We doubt the shock that the Republican bill dealing with Marcellus Shale gas production sailing through committee in the Pennsylvania House, a bill which virtually mirrors that espoused by the Corbett administration, sent anyone to the hospital with chest pains.
The bill quickly introduced and raced through committee with very little debate would allow individual counties to enact an impact fee of up to $40,000 per well per year and then gradually diminish that amount to compensate for damage to roads and other infrastructure, thus keeping a campaign promise by Mr. Corbett to protect the industry from the tax man. It sweetens the deal for out-of-state drillers to bring their rigs and crews to the Keystone State for the initial poke and then nicely avoids the issue of severance of a state resource over the long term.
Pennsylvania, like many states, has reduced services, layed off teachers and slashed education budgets because revenue just isn't there to support them.
And yet, a few states don't have this problem; the whole state fiscal panic has sidestepped them.
Guess which ones.
Alaska, West Virginia, Wyoming and North Dakota, all four states which supplement their budgets with oil and gas revenue.
While the Pennsylvania General Assembly was collectively wringing its hands and delivering bad news to your children, the Alaska legislature was arguing over what to do with a surplus derived from its severance tax on oil and natural gas. Alaska took in nearly $1.9 billion more than expected last fiscal year thanks largely to high oil prices. It ended the fiscal year with a $260 million surplus.
And yet, we've not heard of a mass exodus of oil and gas producers from Alaska, something our governor repeats (and parroted by his legislative team) as a consequence of a severance tax in Pennsylvania.

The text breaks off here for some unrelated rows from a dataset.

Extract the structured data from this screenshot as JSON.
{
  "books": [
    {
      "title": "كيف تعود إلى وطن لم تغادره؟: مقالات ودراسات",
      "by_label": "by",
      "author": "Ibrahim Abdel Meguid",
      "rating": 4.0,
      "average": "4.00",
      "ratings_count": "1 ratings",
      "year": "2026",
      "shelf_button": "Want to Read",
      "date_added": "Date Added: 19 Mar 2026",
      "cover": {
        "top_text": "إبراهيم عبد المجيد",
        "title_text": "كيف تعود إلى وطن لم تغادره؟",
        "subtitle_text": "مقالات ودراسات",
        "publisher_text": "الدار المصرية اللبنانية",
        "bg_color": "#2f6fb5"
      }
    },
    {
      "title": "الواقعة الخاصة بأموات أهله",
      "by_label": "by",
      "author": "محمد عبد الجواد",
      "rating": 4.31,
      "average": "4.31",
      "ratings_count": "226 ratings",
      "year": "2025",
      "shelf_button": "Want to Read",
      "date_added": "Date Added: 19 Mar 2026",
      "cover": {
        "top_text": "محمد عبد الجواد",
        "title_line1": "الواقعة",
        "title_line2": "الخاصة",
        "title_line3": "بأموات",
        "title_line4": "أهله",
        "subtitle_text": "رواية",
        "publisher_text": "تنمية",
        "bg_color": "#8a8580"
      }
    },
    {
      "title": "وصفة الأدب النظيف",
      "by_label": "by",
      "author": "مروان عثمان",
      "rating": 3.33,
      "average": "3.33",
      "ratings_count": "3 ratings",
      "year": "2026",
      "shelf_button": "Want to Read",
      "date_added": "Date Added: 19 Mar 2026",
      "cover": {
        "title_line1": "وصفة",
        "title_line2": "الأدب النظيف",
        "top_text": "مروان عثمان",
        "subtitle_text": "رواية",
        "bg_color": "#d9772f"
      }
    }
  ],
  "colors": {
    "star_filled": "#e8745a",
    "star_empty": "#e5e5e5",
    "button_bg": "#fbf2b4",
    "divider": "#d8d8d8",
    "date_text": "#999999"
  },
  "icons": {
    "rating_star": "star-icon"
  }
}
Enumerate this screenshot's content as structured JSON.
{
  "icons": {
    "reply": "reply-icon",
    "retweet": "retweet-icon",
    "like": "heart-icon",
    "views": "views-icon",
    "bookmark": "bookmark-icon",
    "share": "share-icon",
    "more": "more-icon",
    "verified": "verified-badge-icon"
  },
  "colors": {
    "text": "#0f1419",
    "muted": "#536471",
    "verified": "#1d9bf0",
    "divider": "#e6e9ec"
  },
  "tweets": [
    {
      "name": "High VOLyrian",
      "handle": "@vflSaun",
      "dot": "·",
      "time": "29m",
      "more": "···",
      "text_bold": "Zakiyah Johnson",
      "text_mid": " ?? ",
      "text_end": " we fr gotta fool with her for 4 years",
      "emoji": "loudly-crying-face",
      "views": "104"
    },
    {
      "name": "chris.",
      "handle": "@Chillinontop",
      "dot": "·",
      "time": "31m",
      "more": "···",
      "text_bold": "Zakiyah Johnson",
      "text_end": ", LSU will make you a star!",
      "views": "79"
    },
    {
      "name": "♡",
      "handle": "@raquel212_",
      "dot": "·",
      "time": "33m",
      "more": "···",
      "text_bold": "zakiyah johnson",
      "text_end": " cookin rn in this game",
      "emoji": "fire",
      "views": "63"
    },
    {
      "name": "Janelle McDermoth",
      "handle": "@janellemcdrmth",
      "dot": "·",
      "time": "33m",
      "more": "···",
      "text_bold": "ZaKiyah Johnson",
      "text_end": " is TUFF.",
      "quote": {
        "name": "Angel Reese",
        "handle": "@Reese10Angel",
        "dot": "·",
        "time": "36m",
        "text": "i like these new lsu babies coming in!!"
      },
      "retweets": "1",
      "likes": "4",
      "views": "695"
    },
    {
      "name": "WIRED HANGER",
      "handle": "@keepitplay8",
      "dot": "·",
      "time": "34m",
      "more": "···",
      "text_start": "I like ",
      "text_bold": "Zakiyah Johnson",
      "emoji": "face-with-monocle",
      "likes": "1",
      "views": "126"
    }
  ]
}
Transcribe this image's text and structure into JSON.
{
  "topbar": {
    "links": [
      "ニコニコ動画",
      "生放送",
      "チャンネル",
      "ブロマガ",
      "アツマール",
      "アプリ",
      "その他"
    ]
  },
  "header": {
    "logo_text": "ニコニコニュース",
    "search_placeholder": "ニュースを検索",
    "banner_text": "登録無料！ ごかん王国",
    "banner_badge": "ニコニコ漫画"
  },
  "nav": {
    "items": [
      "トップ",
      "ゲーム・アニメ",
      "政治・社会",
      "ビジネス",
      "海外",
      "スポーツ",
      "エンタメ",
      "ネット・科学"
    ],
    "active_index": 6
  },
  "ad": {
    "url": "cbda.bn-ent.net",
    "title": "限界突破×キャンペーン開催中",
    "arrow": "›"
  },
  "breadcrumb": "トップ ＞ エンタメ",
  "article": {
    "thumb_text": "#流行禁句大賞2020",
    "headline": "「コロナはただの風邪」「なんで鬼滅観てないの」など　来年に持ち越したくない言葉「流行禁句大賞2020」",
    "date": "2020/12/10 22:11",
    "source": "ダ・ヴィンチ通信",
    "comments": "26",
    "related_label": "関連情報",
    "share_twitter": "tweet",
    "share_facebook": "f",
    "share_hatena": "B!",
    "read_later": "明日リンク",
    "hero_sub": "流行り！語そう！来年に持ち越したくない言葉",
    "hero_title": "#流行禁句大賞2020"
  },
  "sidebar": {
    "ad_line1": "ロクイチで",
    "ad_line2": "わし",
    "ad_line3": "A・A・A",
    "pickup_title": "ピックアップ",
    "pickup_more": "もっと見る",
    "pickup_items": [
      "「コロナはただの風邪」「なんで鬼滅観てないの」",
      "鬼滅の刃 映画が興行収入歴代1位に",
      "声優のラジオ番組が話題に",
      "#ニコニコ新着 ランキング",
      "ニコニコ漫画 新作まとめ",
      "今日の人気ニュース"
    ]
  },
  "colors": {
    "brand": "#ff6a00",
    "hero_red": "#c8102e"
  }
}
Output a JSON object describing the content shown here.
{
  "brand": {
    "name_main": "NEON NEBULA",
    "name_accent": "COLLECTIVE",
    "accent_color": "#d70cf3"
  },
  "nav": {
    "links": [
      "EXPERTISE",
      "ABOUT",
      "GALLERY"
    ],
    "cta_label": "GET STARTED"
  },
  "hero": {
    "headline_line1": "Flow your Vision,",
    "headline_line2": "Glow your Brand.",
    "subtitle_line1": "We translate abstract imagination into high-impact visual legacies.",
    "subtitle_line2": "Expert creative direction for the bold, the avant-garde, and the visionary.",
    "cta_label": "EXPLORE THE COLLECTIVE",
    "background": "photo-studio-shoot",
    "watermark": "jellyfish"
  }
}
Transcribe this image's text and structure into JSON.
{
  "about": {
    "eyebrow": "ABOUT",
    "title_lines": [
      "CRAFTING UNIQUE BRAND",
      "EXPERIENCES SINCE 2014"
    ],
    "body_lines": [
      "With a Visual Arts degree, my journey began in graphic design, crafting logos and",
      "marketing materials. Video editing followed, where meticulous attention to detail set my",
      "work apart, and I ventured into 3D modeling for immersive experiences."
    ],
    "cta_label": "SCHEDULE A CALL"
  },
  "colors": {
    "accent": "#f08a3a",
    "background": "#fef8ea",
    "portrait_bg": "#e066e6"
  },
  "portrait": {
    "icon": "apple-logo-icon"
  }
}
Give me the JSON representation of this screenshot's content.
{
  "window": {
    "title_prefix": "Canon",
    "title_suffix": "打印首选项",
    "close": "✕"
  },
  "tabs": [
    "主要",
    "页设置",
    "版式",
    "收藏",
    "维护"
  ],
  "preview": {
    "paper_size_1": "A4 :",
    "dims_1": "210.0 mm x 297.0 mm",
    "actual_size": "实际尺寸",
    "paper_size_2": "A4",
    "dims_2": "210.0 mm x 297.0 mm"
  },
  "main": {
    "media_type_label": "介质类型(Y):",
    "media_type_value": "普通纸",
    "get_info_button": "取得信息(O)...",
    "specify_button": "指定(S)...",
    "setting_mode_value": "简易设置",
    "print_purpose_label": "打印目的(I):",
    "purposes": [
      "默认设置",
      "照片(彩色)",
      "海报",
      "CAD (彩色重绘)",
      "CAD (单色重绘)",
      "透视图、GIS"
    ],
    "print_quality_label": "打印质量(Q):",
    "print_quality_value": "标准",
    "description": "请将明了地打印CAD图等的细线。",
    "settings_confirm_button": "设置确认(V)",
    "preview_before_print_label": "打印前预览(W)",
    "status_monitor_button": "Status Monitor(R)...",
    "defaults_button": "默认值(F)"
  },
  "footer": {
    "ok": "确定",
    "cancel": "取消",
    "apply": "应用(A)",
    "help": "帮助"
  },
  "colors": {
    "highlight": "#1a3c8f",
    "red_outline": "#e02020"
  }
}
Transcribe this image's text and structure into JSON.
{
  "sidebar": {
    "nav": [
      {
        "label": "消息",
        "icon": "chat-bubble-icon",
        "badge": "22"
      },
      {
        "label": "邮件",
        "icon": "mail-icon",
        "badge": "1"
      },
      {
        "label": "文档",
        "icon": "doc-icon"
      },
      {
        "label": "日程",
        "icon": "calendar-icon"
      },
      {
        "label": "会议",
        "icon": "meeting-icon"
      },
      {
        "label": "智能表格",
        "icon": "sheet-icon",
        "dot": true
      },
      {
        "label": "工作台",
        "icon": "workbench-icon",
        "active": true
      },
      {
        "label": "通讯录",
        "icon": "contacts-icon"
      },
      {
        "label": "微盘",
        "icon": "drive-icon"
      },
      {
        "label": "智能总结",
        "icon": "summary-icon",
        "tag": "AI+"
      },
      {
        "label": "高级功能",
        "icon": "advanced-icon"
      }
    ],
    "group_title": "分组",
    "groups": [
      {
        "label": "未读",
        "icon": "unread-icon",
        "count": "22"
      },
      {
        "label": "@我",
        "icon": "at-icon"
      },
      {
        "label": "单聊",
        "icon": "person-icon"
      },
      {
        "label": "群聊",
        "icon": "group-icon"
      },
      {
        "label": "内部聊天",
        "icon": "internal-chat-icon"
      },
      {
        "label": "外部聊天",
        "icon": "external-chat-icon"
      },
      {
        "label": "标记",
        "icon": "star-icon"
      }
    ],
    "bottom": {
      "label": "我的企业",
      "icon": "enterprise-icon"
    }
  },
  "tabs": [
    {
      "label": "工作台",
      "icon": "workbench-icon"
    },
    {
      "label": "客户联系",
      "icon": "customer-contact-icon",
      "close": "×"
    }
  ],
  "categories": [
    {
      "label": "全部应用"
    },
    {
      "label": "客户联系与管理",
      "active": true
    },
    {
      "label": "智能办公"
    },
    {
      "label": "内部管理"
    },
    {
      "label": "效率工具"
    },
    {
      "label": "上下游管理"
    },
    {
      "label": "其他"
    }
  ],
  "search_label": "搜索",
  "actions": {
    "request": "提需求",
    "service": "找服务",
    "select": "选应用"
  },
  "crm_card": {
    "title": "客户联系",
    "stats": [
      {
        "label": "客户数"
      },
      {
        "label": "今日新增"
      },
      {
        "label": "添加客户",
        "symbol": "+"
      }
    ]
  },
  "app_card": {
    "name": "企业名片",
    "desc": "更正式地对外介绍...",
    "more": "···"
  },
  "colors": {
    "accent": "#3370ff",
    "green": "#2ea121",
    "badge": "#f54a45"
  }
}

So, in an effort to at least feign empathy with those who believe the Pennsylvania Gas Rush should benefit all Pennsylvanians, the legislature will likely pass a measure that does little more than say: You see, we did something.